Work required. Exclude images and print all the records verbatim.

BEGIN Source data

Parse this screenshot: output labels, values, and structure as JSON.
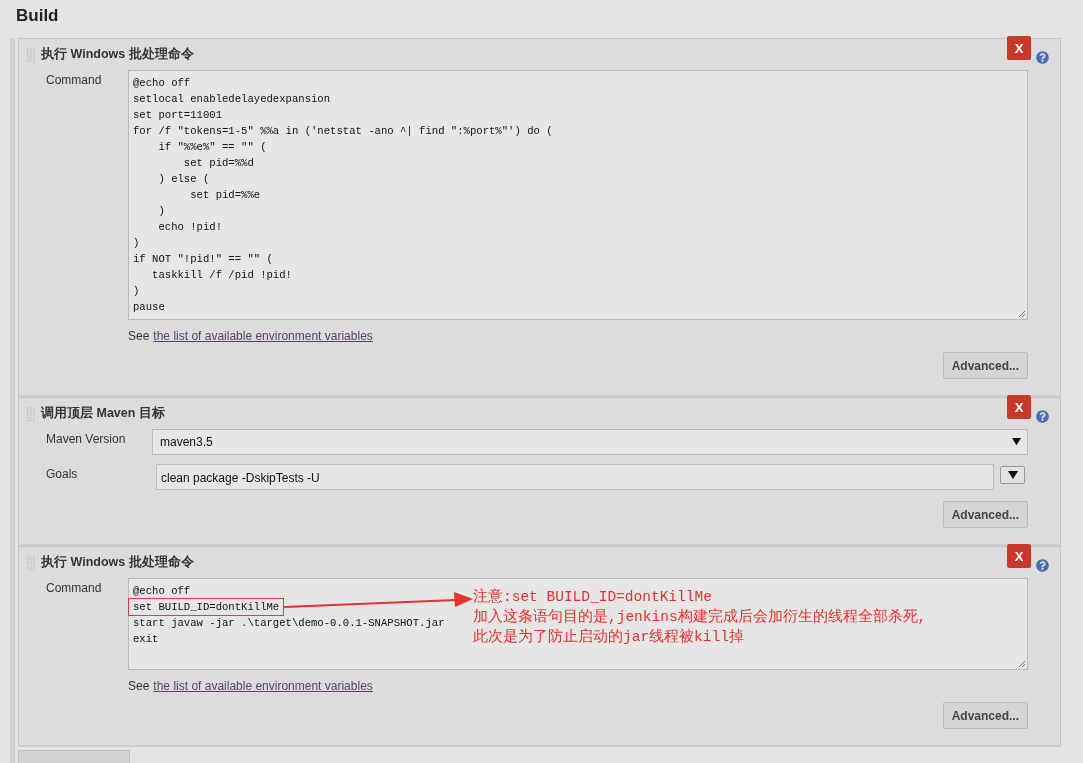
{
  "heading": "Build",
  "steps": [
    {
      "kind": "batch",
      "title": "执行 Windows 批处理命令",
      "command_label": "Command",
      "delete_button": "X",
      "hint_prefix": "See",
      "hint_link": "the list of available environment variables",
      "advanced_button": "Advanced...",
      "command_lines": [
        {
          "text": "@echo off",
          "highlighted": false
        },
        {
          "text": "setlocal enabledelayedexpansion",
          "highlighted": false
        },
        {
          "text": "set port=11001",
          "highlighted": false
        },
        {
          "text": "for /f \"tokens=1-5\" %%a in ('netstat -ano ^| find \":%port%\"') do (",
          "highlighted": false
        },
        {
          "text": "    if \"%%e%\" == \"\" (",
          "highlighted": false
        },
        {
          "text": "        set pid=%%d",
          "highlighted": false
        },
        {
          "text": "    ) else (",
          "highlighted": false
        },
        {
          "text": "         set pid=%%e",
          "highlighted": false
        },
        {
          "text": "    )",
          "highlighted": false
        },
        {
          "text": "    echo !pid!",
          "highlighted": false
        },
        {
          "text": ")",
          "highlighted": false
        },
        {
          "text": "if NOT \"!pid!\" == \"\" (",
          "highlighted": false
        },
        {
          "text": "   taskkill /f /pid !pid!",
          "highlighted": false
        },
        {
          "text": ")",
          "highlighted": false
        },
        {
          "text": "pause",
          "highlighted": false
        }
      ]
    },
    {
      "kind": "maven",
      "title": "调用顶层 Maven 目标",
      "delete_button": "X",
      "version_label": "Maven Version",
      "version_value": "maven3.5",
      "goals_label": "Goals",
      "goals_value": "clean package -DskipTests -U",
      "advanced_button": "Advanced..."
    },
    {
      "kind": "batch",
      "title": "执行 Windows 批处理命令",
      "command_label": "Command",
      "delete_button": "X",
      "hint_prefix": "See",
      "hint_link": "the list of available environment variables",
      "advanced_button": "Advanced...",
      "command_lines": [
        {
          "text": "@echo off",
          "highlighted": false
        },
        {
          "text": "set BUILD_ID=dontKillMe",
          "highlighted": true
        },
        {
          "text": "start javaw -jar .\\target\\demo-0.0.1-SNAPSHOT.jar",
          "highlighted": false
        },
        {
          "text": "exit",
          "highlighted": false
        }
      ],
      "annotation": {
        "lines": [
          "注意:set BUILD_ID=dontKillMe",
          "加入这条语句目的是,jenkins构建完成后会加衍生的线程全部杀死,",
          "此次是为了防止启动的jar线程被kill掉"
        ]
      }
    }
  ]
}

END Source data

Solution for this task.
Parse this screenshot: output labels, values, and structure as JSON.
{
  "heading": "Build",
  "steps": [
    {
      "kind": "batch",
      "title": "执行 Windows 批处理命令",
      "command_label": "Command",
      "delete_button": "X",
      "hint_prefix": "See",
      "hint_link": "the list of available environment variables",
      "advanced_button": "Advanced...",
      "command_lines": [
        {
          "text": "@echo off",
          "highlighted": false
        },
        {
          "text": "setlocal enabledelayedexpansion",
          "highlighted": false
        },
        {
          "text": "set port=11001",
          "highlighted": false
        },
        {
          "text": "for /f \"tokens=1-5\" %%a in ('netstat -ano ^| find \":%port%\"') do (",
          "highlighted": false
        },
        {
          "text": "    if \"%%e%\" == \"\" (",
          "highlighted": false
        },
        {
          "text": "        set pid=%%d",
          "highlighted": false
        },
        {
          "text": "    ) else (",
          "highlighted": false
        },
        {
          "text": "         set pid=%%e",
          "highlighted": false
        },
        {
          "text": "    )",
          "highlighted": false
        },
        {
          "text": "    echo !pid!",
          "highlighted": false
        },
        {
          "text": ")",
          "highlighted": false
        },
        {
          "text": "if NOT \"!pid!\" == \"\" (",
          "highlighted": false
        },
        {
          "text": "   taskkill /f /pid !pid!",
          "highlighted": false
        },
        {
          "text": ")",
          "highlighted": false
        },
        {
          "text": "pause",
          "highlighted": false
        }
      ]
    },
    {
      "kind": "maven",
      "title": "调用顶层 Maven 目标",
      "delete_button": "X",
      "version_label": "Maven Version",
      "version_value": "maven3.5",
      "goals_label": "Goals",
      "goals_value": "clean package -DskipTests -U",
      "advanced_button": "Advanced..."
    },
    {
      "kind": "batch",
      "title": "执行 Windows 批处理命令",
      "command_label": "Command",
      "delete_button": "X",
      "hint_prefix": "See",
      "hint_link": "the list of available environment variables",
      "advanced_button": "Advanced...",
      "command_lines": [
        {
          "text": "@echo off",
          "highlighted": false
        },
        {
          "text": "set BUILD_ID=dontKillMe",
          "highlighted": true
        },
        {
          "text": "start javaw -jar .\\target\\demo-0.0.1-SNAPSHOT.jar",
          "highlighted": false
        },
        {
          "text": "exit",
          "highlighted": false
        }
      ],
      "annotation": {
        "lines": [
          "注意:set BUILD_ID=dontKillMe",
          "加入这条语句目的是,jenkins构建完成后会加衍生的线程全部杀死,",
          "此次是为了防止启动的jar线程被kill掉"
        ]
      }
    }
  ]
}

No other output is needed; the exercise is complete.